In Central Europe, growth is projected at 4.6% in both 2021 and 2022, supported by a recovery in trade. Exceptional policy accommodation is expected to continue through 2021, and sizeable EU fund packages for member states should help mitigate weakness in investment. Growth in the Western Balkans is forecast to rebound to 4.4% this year and moderate to 3.7% in 2022, assuming consumer and business confidence revives as vaccination takes place and political instability eases. The South Caucasus is projected to return to growth in 2021, expanding 3.6% and strengthening to 4.2% in 2022, predicated on dissipation of shocks related to the pandemic and to conflict.
Eastern Europe is projected to expand 1.9% in 2021 and 2.8% in 2022, as the recovery is constrained by geopolitical tensions, subdued domestic demand, and structural weakness. Growth in Central Asia is forecast to recover to 3.7% in 2021 and 4.3% in 2022, supported by a modest rise in commodity prices, relaxation of production cuts among major oil producers, and increased foreign direct investment.
Risks to the outlook are tilted to the downside. Although the region has had some success in administering the vaccine in some countries – mainly in Central Europe, the Western Balkans, and Turkey – deployment elsewhere has lagged. The pandemic could also add a further drag to already slowing investment in human and physical capital. Financial stress is another risk to the outlook. Intensifying geopolitical tensions or further rises in policy uncertainty pose additional downside risks in the region.

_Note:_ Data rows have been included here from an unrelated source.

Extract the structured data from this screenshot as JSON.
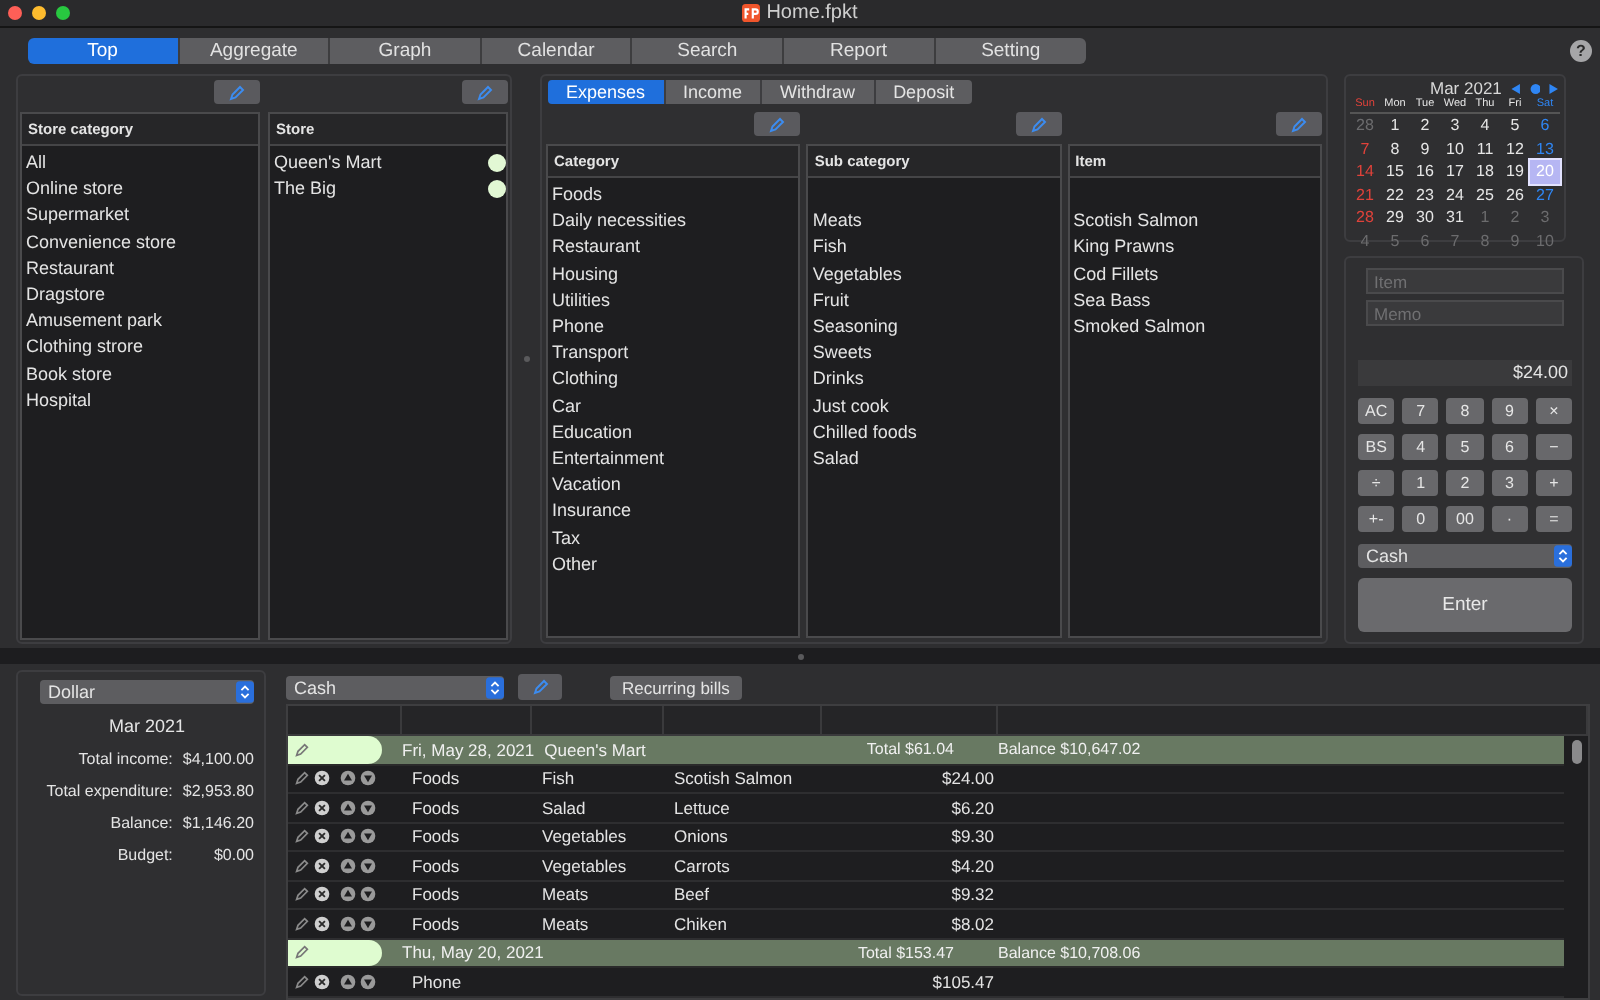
{
  "window": {
    "title": "Home.fpkt"
  },
  "main_tabs": [
    {
      "label": "Top",
      "selected": true
    },
    {
      "label": "Aggregate",
      "selected": false
    },
    {
      "label": "Graph",
      "selected": false
    },
    {
      "label": "Calendar",
      "selected": false
    },
    {
      "label": "Search",
      "selected": false
    },
    {
      "label": "Report",
      "selected": false
    },
    {
      "label": "Setting",
      "selected": false
    }
  ],
  "help": "?",
  "store_panel": {
    "category_header": "Store category",
    "categories": [
      "All",
      "Online store",
      "Supermarket",
      "Convenience store",
      "Restaurant",
      "Dragstore",
      "Amusement park",
      "Clothing strore",
      "Book store",
      "Hospital"
    ],
    "store_header": "Store",
    "stores": [
      {
        "name": "Queen's Mart",
        "color": "#e2f8d4"
      },
      {
        "name": "The Big",
        "color": "#e2f8d4"
      }
    ]
  },
  "type_tabs": [
    {
      "label": "Expenses",
      "selected": true
    },
    {
      "label": "Income",
      "selected": false
    },
    {
      "label": "Withdraw",
      "selected": false
    },
    {
      "label": "Deposit",
      "selected": false
    }
  ],
  "category_panel": {
    "category_header": "Category",
    "categories": [
      "Foods",
      "Daily necessities",
      "Restaurant",
      "Housing",
      "Utilities",
      "Phone",
      "Transport",
      "Clothing",
      "Car",
      "Education",
      "Entertainment",
      "Vacation",
      "Insurance",
      "Tax",
      "Other"
    ],
    "subcategory_header": "Sub category",
    "subcategories": [
      "Meats",
      "Fish",
      "Vegetables",
      "Fruit",
      "Seasoning",
      "Sweets",
      "Drinks",
      "Just cook",
      "Chilled foods",
      "Salad"
    ],
    "item_header": "Item",
    "items": [
      "Scotish Salmon",
      "King Prawns",
      "Cod Fillets",
      "Sea Bass",
      "Smoked Salmon"
    ]
  },
  "calendar": {
    "month": "Mar 2021",
    "weekdays": [
      {
        "label": "Sun",
        "kind": "sun"
      },
      {
        "label": "Mon",
        "kind": "day"
      },
      {
        "label": "Tue",
        "kind": "day"
      },
      {
        "label": "Wed",
        "kind": "day"
      },
      {
        "label": "Thu",
        "kind": "day"
      },
      {
        "label": "Fri",
        "kind": "day"
      },
      {
        "label": "Sat",
        "kind": "sat"
      }
    ],
    "days": [
      {
        "day": "28",
        "kind": "other",
        "selected": false
      },
      {
        "day": "1",
        "kind": "day",
        "selected": false
      },
      {
        "day": "2",
        "kind": "day",
        "selected": false
      },
      {
        "day": "3",
        "kind": "day",
        "selected": false
      },
      {
        "day": "4",
        "kind": "day",
        "selected": false
      },
      {
        "day": "5",
        "kind": "day",
        "selected": false
      },
      {
        "day": "6",
        "kind": "sat",
        "selected": false
      },
      {
        "day": "7",
        "kind": "sun",
        "selected": false
      },
      {
        "day": "8",
        "kind": "day",
        "selected": false
      },
      {
        "day": "9",
        "kind": "day",
        "selected": false
      },
      {
        "day": "10",
        "kind": "day",
        "selected": false
      },
      {
        "day": "11",
        "kind": "day",
        "selected": false
      },
      {
        "day": "12",
        "kind": "day",
        "selected": false
      },
      {
        "day": "13",
        "kind": "sat",
        "selected": false
      },
      {
        "day": "14",
        "kind": "sun",
        "selected": false
      },
      {
        "day": "15",
        "kind": "day",
        "selected": false
      },
      {
        "day": "16",
        "kind": "day",
        "selected": false
      },
      {
        "day": "17",
        "kind": "day",
        "selected": false
      },
      {
        "day": "18",
        "kind": "day",
        "selected": false
      },
      {
        "day": "19",
        "kind": "day",
        "selected": false
      },
      {
        "day": "20",
        "kind": "sat",
        "selected": true
      },
      {
        "day": "21",
        "kind": "sun",
        "selected": false
      },
      {
        "day": "22",
        "kind": "day",
        "selected": false
      },
      {
        "day": "23",
        "kind": "day",
        "selected": false
      },
      {
        "day": "24",
        "kind": "day",
        "selected": false
      },
      {
        "day": "25",
        "kind": "day",
        "selected": false
      },
      {
        "day": "26",
        "kind": "day",
        "selected": false
      },
      {
        "day": "27",
        "kind": "sat",
        "selected": false
      },
      {
        "day": "28",
        "kind": "sun",
        "selected": false
      },
      {
        "day": "29",
        "kind": "day",
        "selected": false
      },
      {
        "day": "30",
        "kind": "day",
        "selected": false
      },
      {
        "day": "31",
        "kind": "day",
        "selected": false
      },
      {
        "day": "1",
        "kind": "other",
        "selected": false
      },
      {
        "day": "2",
        "kind": "other",
        "selected": false
      },
      {
        "day": "3",
        "kind": "other",
        "selected": false
      },
      {
        "day": "4",
        "kind": "other",
        "selected": false
      },
      {
        "day": "5",
        "kind": "other",
        "selected": false
      },
      {
        "day": "6",
        "kind": "other",
        "selected": false
      },
      {
        "day": "7",
        "kind": "other",
        "selected": false
      },
      {
        "day": "8",
        "kind": "other",
        "selected": false
      },
      {
        "day": "9",
        "kind": "other",
        "selected": false
      },
      {
        "day": "10",
        "kind": "other",
        "selected": false
      }
    ]
  },
  "entry": {
    "item_placeholder": "Item",
    "memo_placeholder": "Memo",
    "amount": "$24.00",
    "keys": [
      "AC",
      "7",
      "8",
      "9",
      "×",
      "BS",
      "4",
      "5",
      "6",
      "−",
      "÷",
      "1",
      "2",
      "3",
      "+",
      "+-",
      "0",
      "00",
      "·",
      "="
    ],
    "payment": "Cash",
    "enter": "Enter"
  },
  "summary": {
    "currency": "Dollar",
    "month": "Mar 2021",
    "rows": [
      {
        "label": "Total income:",
        "value": "$4,100.00"
      },
      {
        "label": "Total expenditure:",
        "value": "$2,953.80"
      },
      {
        "label": "Balance:",
        "value": "$1,146.20"
      },
      {
        "label": "Budget:",
        "value": "$0.00"
      }
    ]
  },
  "ledger": {
    "account": "Cash",
    "recurring": "Recurring bills",
    "groups": [
      {
        "date": "Fri, May 28, 2021",
        "store": "Queen's Mart",
        "total": "Total $61.04",
        "balance": "Balance $10,647.02",
        "rows": [
          {
            "category": "Foods",
            "subcategory": "Fish",
            "item": "Scotish Salmon",
            "amount": "$24.00"
          },
          {
            "category": "Foods",
            "subcategory": "Salad",
            "item": "Lettuce",
            "amount": "$6.20"
          },
          {
            "category": "Foods",
            "subcategory": "Vegetables",
            "item": "Onions",
            "amount": "$9.30"
          },
          {
            "category": "Foods",
            "subcategory": "Vegetables",
            "item": "Carrots",
            "amount": "$4.20"
          },
          {
            "category": "Foods",
            "subcategory": "Meats",
            "item": "Beef",
            "amount": "$9.32"
          },
          {
            "category": "Foods",
            "subcategory": "Meats",
            "item": "Chiken",
            "amount": "$8.02"
          }
        ]
      },
      {
        "date": "Thu, May 20, 2021",
        "total": "Total $153.47",
        "balance": "Balance $10,708.06",
        "rows": [
          {
            "category": "Phone",
            "amount": "$105.47"
          }
        ]
      }
    ]
  }
}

World Bank Group COVID-19 Response
Since the start of the COVID-19 pandemic, the World Bank Group has committed over $125 billion to fight the health, economic, and social impacts of the pandemic, the fastest and largest crisis response in its history. The financing is helping more than 100 countries strengthen pandemic preparedness, protect the poor and jobs, and jump start a climate-friendly recovery. The Bank is also providing $12 billion to help low- and middle-income countries purchase and distribute COVID-19 vaccines, tests, and treatments.